At UGA, Tippins has been named an International Fellow, a Lilly Teaching Fellow and is a member of the Teaching Academy. She received the College of Education’s D. Keith Osborn Sr. Faculty Senate Award for Teaching Excellence in 1999 and the Faculty Fellow Award in 2000. She also is a recipient of the Early Career Research Award from the National Association for Research on Science Teaching, the NSTA/Gustav Ohaus Award for Innovations in Teaching Science, the Innovations in Teaching Science Teacher Award from the ASTE and the Outstanding Scholarship on Teacher Education Award from the American Association of Colleges and Schools for Teacher Education. She is co-author and/or co-editor of five books and has published numerous articles on science education.

Other UGA honorees included:

• Norm Thomson, an associate professor in science education, received the Faculty Position Paper Award for a submission titled “Challenging 21st Century Students in the Anthropocene: Actively Speaking Out for Global Diversity.”

• Anne Shenk, director of educational programs at the State Botanical Gardens since 1985, received the Rod Nave Award for her work in collaborating with science education faculty and students on grants, educational programs and award-winning international gardening environmental curricula Garden Earth Naturalist and Our Shared Forests. She is most notably recognized for building an educational emphasis at the garden with workshops, field trips, family festivals, science nights, ecology clubs, environmental education camps and fundraising to support thousands of participants each year.
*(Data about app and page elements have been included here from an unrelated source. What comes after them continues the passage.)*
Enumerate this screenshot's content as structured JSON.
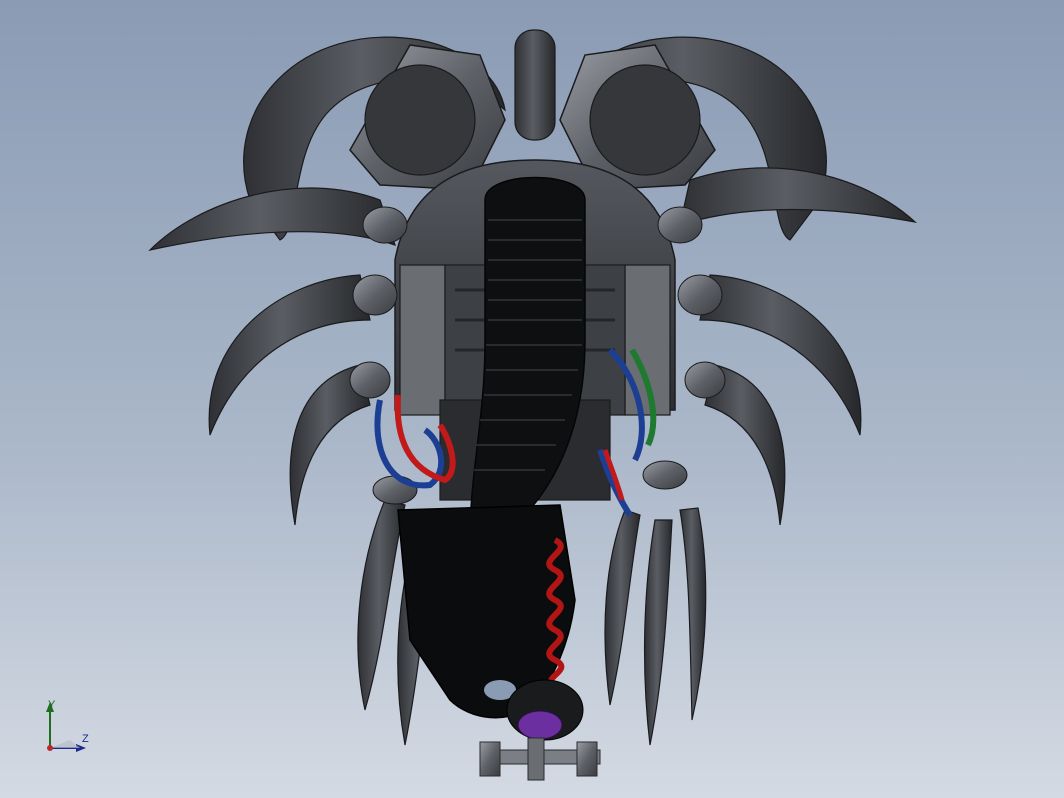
{
  "viewport": {
    "background_top": "#8a9bb4",
    "background_bottom": "#d4dae3"
  },
  "model": {
    "description_icon": "cad-assembly-robot-hand",
    "body_color": "#4a4d52",
    "dark_color": "#111214",
    "wire_colors": [
      "#c21a1a",
      "#1c3f94",
      "#1d7a2e",
      "#8a5a2b"
    ],
    "accent_color": "#6b2fa0"
  },
  "triad": {
    "y_label": "Y",
    "z_label": "Z",
    "y_color": "#1f6e1f",
    "z_color": "#1b2a8c",
    "x_color": "#c0262c"
  }
}
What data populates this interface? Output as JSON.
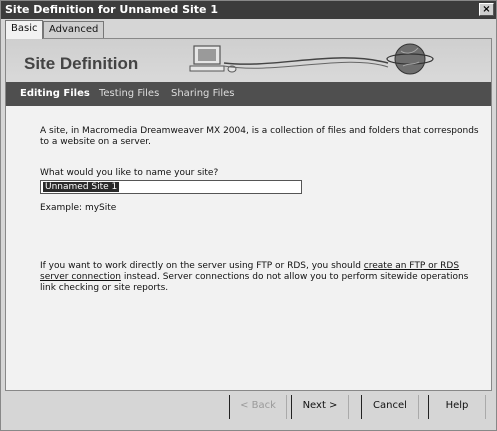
{
  "window": {
    "title": "Site Definition for Unnamed Site 1",
    "close_glyph": "×"
  },
  "tabs": [
    {
      "label": "Basic"
    },
    {
      "label": "Advanced"
    }
  ],
  "banner": {
    "title": "Site Definition",
    "art": [
      "computer-icon",
      "globe-icon"
    ]
  },
  "nav": [
    {
      "label": "Editing Files"
    },
    {
      "label": "Testing Files"
    },
    {
      "label": "Sharing Files"
    }
  ],
  "body": {
    "intro_1": "A site, in Macromedia Dreamweaver MX 2004, is a collection of files and folders that corresponds",
    "intro_2": "to a website on a server.",
    "question": "What would you like to name your site?",
    "site_name_value": "Unnamed Site 1",
    "example": "Example: mySite",
    "ftp_1_before": "If you want to work directly on the server using FTP or RDS, you should ",
    "ftp_1_link": "create an FTP or RDS",
    "ftp_2_link": "server connection",
    "ftp_2_after": " instead. Server connections do not allow you to perform sitewide operations",
    "ftp_3": "link checking or site reports."
  },
  "buttons": {
    "back": "< Back",
    "next": "Next >",
    "cancel": "Cancel",
    "help": "Help"
  }
}
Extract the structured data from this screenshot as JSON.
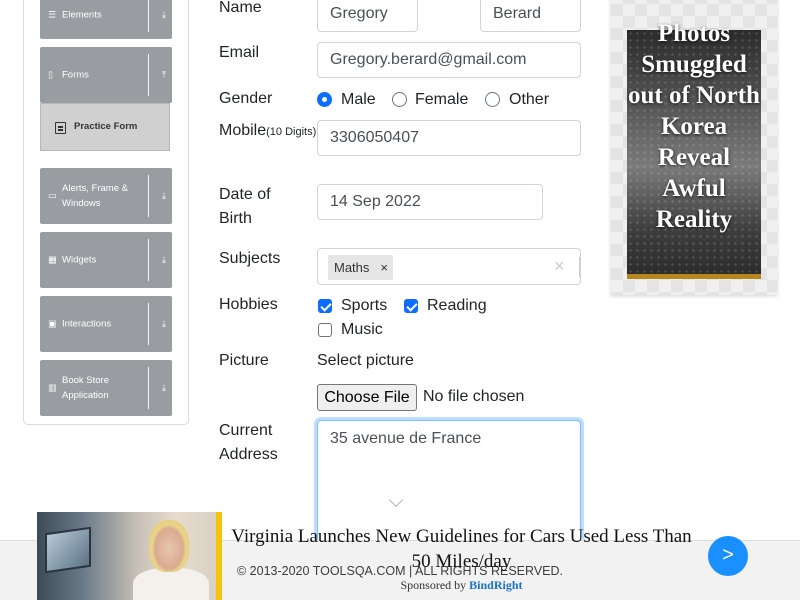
{
  "sidebar": {
    "groups": [
      {
        "label": "Elements",
        "icon": "list-icon"
      },
      {
        "label": "Forms",
        "icon": "document-icon"
      },
      {
        "label": "Alerts, Frame & Windows",
        "icon": "window-icon"
      },
      {
        "label": "Widgets",
        "icon": "grid-icon"
      },
      {
        "label": "Interactions",
        "icon": "interaction-icon"
      },
      {
        "label": "Book Store Application",
        "icon": "book-icon"
      }
    ],
    "active_item": {
      "label": "Practice Form",
      "icon": "form-icon"
    }
  },
  "form": {
    "name_label": "Name",
    "first_name": "Gregory",
    "last_name": "Berard",
    "email_label": "Email",
    "email": "Gregory.berard@gmail.com",
    "gender_label": "Gender",
    "gender_options": [
      "Male",
      "Female",
      "Other"
    ],
    "gender_selected": "Male",
    "mobile_label": "Mobile",
    "mobile_hint": "(10 Digits)",
    "mobile": "3306050407",
    "dob_label_1": "Date of",
    "dob_label_2": "Birth",
    "dob": "14 Sep 2022",
    "subjects_label": "Subjects",
    "subjects": [
      "Maths"
    ],
    "chip_remove": "×",
    "clear_symbol": "×",
    "hobbies_label": "Hobbies",
    "hobbies": [
      {
        "label": "Sports",
        "checked": true
      },
      {
        "label": "Reading",
        "checked": true
      },
      {
        "label": "Music",
        "checked": false
      }
    ],
    "picture_label": "Picture",
    "select_picture": "Select picture",
    "choose_file": "Choose File",
    "no_file": "No file chosen",
    "address_label_1": "Current",
    "address_label_2": "Address",
    "address": "35 avenue de France"
  },
  "side_ad": {
    "headline": "Photos Smuggled out of North Korea Reveal Awful Reality"
  },
  "footer": {
    "copyright": "© 2013-2020 TOOLSQA.COM | ALL RIGHTS RESERVED."
  },
  "bottom_ad": {
    "title": "Virginia Launches New Guidelines for Cars Used Less Than 50 Miles/day",
    "sponsored_by": "Sponsored by",
    "sponsor": "BindRight",
    "next": ">"
  },
  "colors": {
    "accent": "#0d6efd",
    "sidebar_header": "#999da1",
    "ad_next": "#1a8fff"
  }
}
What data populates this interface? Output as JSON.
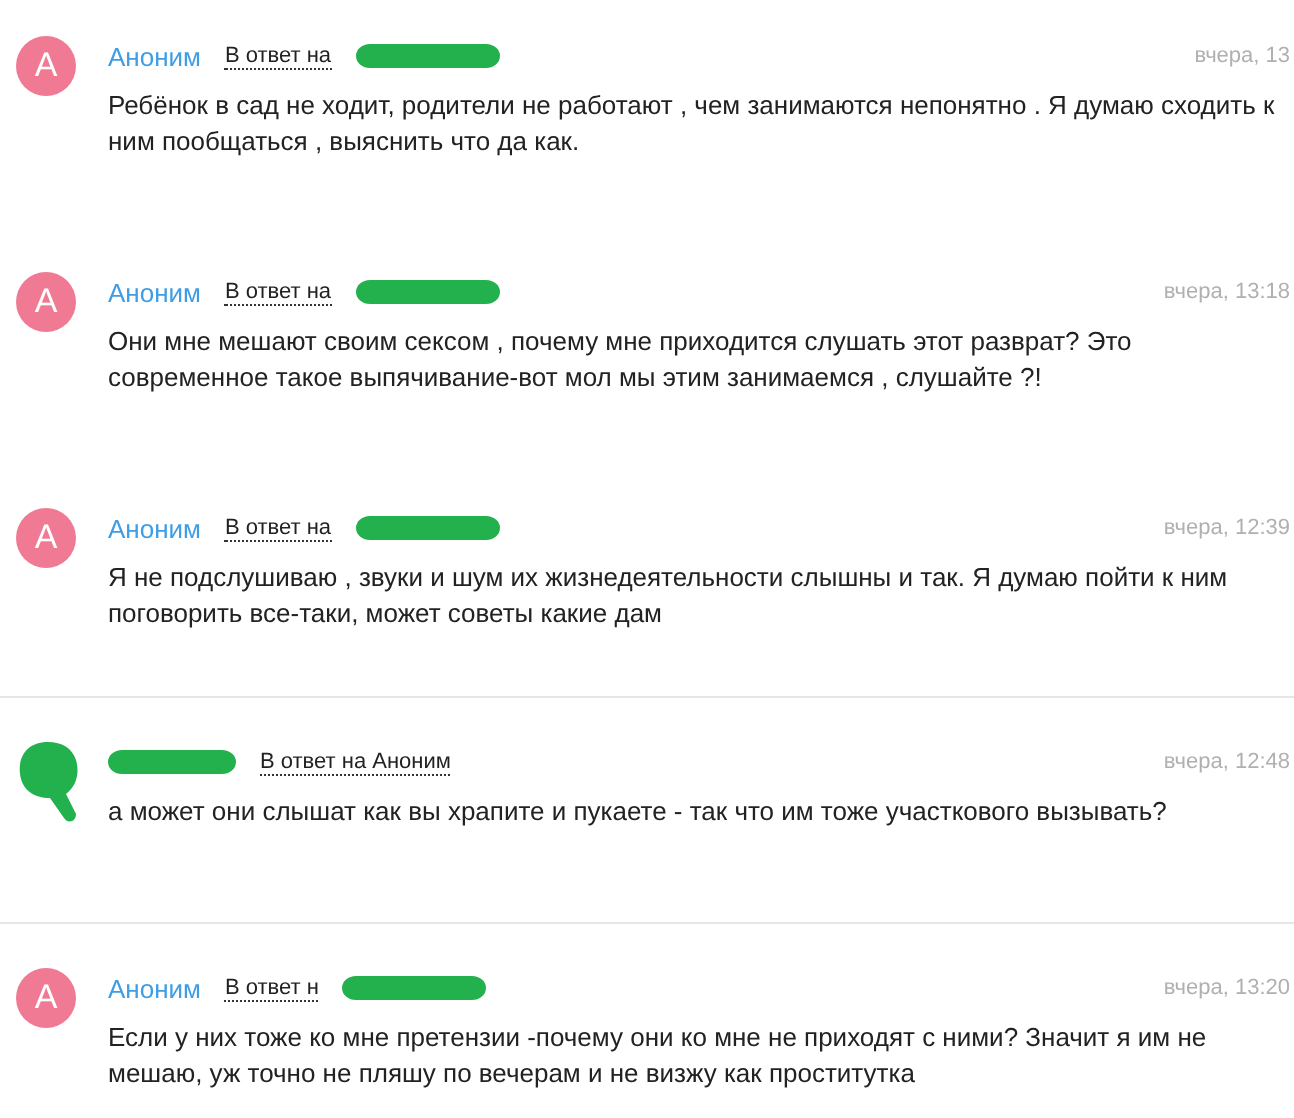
{
  "comments": [
    {
      "avatar": {
        "kind": "letter",
        "letter": "А"
      },
      "author": {
        "kind": "name",
        "text": "Аноним"
      },
      "reply": {
        "text": "В ответ на",
        "redacted": true
      },
      "time": "вчера, 13",
      "text": "Ребёнок в сад не ходит, родители не работают , чем занимаются непонятно . Я думаю сходить к ним пообщаться , выяснить что да как.",
      "separator": false
    },
    {
      "avatar": {
        "kind": "letter",
        "letter": "А"
      },
      "author": {
        "kind": "name",
        "text": "Аноним"
      },
      "reply": {
        "text": "В ответ на",
        "redacted": true
      },
      "time": "вчера, 13:18",
      "text": "Они мне мешают своим сексом , почему мне приходится слушать этот разврат? Это современное такое выпячивание-вот мол мы этим занимаемся , слушайте ?!",
      "separator": false
    },
    {
      "avatar": {
        "kind": "letter",
        "letter": "А"
      },
      "author": {
        "kind": "name",
        "text": "Аноним"
      },
      "reply": {
        "text": "В ответ на",
        "redacted": true
      },
      "time": "вчера, 12:39",
      "text": "Я не подслушиваю , звуки и шум их жизнедеятельности слышны и так. Я думаю пойти к ним поговорить все-таки, может советы какие дам",
      "separator": true
    },
    {
      "avatar": {
        "kind": "redacted"
      },
      "author": {
        "kind": "redacted"
      },
      "reply": {
        "text": "В ответ на Аноним",
        "redacted": false
      },
      "time": "вчера, 12:48",
      "text": "а может они слышат как вы храпите и пукаете - так что им тоже участкового вызывать?",
      "separator": true
    },
    {
      "avatar": {
        "kind": "letter",
        "letter": "А"
      },
      "author": {
        "kind": "name",
        "text": "Аноним"
      },
      "reply": {
        "text": "В ответ н",
        "redacted": true
      },
      "time": "вчера, 13:20",
      "text": "Если у них тоже ко мне претензии -почему они ко мне не приходят с ними? Значит я им не мешаю, уж точно не пляшу по вечерам и не визжу как проститутка",
      "separator": false
    }
  ]
}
• Logan Leslie, a first-year doctoral student in science education, received the Eddie Griffin Memorial Award, which recognizes the best graduate student position paper submitted to the conference. His paper was titled “The Critical Role of Western Science in Discussing Socio-Scientific Issues.”

Conference participants also released more than two dozen monarch butterflies at the conference as part of Project MonarchHealth, a citizen-science survey of the occurrence of the protozoan parasite OE in the butterflies. The parasite is not harmful to humans; however, it can harm the butterflies by inhibiting normal growth and lowering butterfly survival in the wild.

UGA science education students raised the monarchs from milkweed in the Aderhold Teaching and Learning Garden. The monarchs were tested for the parasite and found to be 100 percent healthy by the Altizer Laboratory in the UGA School of Ecology before they were released. For more information on the project, see

Nearly 150 science teachers, science teacher educators and future science teachers attended the SASTE annual conference hosted by the UGA College of Education to learn about the latest developments in curriculum, cultural studies, digital technology and gaming, eco-justice, citizen science, youth activism, experiential learning and outdoor classrooms.


Note to editors: An image of Tippins is available for download at